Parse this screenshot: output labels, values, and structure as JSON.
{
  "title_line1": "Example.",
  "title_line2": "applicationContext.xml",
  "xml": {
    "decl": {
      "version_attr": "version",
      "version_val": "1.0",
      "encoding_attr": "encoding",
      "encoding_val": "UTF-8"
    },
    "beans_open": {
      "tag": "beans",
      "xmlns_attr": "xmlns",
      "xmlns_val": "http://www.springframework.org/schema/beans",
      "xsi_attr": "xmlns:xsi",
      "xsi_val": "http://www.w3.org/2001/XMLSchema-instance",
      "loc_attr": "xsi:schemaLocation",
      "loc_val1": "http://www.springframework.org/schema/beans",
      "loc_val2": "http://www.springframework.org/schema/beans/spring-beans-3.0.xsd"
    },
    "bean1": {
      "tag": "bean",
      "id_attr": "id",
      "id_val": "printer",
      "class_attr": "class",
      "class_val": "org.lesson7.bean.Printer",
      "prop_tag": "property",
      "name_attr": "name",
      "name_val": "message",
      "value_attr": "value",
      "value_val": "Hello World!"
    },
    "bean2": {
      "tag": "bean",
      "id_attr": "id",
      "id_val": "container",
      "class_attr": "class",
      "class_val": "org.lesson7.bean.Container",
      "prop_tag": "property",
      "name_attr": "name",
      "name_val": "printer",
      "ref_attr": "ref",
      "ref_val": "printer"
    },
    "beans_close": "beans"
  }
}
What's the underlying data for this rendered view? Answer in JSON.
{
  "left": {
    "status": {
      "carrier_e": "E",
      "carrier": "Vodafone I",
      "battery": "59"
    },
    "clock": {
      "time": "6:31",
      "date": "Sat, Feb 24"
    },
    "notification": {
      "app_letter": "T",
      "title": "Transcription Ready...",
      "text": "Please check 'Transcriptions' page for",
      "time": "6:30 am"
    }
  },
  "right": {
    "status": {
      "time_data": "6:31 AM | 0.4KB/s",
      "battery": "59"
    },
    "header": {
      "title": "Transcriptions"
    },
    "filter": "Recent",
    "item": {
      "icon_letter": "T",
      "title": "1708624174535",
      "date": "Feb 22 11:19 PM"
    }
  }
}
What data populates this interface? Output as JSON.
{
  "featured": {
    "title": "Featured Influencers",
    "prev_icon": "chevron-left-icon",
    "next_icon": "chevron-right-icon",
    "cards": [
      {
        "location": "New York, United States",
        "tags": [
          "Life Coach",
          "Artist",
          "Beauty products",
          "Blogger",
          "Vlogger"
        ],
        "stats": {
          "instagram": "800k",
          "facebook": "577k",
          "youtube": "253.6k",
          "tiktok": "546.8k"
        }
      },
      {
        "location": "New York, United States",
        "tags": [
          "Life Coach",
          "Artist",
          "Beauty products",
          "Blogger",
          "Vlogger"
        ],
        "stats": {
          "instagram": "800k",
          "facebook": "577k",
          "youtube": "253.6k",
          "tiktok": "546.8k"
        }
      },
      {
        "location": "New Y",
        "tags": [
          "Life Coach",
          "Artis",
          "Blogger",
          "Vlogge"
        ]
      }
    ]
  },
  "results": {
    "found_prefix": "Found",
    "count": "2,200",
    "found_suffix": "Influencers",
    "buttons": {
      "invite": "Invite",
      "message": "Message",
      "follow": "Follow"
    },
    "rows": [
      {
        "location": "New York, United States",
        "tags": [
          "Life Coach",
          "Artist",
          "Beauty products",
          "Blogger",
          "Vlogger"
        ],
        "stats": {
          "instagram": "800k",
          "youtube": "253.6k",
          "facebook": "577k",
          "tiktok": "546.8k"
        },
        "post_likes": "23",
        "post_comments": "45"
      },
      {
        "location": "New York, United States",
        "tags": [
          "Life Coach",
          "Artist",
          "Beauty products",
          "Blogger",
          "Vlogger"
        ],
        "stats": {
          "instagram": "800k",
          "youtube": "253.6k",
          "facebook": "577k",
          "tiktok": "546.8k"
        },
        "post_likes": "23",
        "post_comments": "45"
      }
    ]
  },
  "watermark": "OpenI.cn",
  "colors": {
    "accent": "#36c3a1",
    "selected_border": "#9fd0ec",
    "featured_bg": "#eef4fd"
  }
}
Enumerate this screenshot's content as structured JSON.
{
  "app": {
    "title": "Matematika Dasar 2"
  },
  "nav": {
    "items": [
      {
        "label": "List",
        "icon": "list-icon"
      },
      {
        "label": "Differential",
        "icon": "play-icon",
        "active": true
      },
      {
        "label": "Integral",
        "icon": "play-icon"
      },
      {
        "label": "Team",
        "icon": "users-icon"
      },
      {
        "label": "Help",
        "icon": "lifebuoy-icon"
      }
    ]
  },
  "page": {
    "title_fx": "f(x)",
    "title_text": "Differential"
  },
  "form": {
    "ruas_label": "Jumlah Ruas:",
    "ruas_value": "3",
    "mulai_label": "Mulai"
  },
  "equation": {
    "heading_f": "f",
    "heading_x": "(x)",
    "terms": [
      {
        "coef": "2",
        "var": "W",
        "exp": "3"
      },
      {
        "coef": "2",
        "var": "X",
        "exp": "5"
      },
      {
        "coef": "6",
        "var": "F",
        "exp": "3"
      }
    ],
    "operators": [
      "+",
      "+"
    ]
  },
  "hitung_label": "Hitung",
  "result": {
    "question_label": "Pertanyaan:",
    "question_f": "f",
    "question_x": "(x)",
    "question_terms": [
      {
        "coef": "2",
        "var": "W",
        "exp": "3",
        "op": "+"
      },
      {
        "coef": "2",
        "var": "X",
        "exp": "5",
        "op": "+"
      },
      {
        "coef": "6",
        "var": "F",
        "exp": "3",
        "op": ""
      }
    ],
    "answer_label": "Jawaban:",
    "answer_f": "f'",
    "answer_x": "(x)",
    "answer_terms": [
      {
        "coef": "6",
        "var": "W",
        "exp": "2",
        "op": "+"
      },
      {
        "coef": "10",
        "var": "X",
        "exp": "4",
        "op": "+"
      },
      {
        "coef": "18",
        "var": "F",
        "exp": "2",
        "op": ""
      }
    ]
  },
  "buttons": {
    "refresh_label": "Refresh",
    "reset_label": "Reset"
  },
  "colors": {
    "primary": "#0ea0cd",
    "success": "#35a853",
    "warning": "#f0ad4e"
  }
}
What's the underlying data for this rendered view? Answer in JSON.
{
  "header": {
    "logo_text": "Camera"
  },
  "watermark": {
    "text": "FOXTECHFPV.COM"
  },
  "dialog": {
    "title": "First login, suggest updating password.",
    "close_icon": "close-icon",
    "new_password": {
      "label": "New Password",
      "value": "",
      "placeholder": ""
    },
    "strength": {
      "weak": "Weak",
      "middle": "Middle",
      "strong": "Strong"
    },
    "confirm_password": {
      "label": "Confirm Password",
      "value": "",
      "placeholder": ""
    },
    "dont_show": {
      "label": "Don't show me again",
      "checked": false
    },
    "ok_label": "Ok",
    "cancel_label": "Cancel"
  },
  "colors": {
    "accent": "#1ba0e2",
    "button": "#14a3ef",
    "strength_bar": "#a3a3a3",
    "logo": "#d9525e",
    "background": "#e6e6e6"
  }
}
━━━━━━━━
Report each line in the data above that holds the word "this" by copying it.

Parse this screenshot: output labels, values, and structure as JSON.
What's the underlying data for this rendered view? Answer in JSON.
What data populates this interface? Output as JSON.
Enumerate this screenshot's content as structured JSON.
What's the underlying data for this rendered view? Answer in JSON.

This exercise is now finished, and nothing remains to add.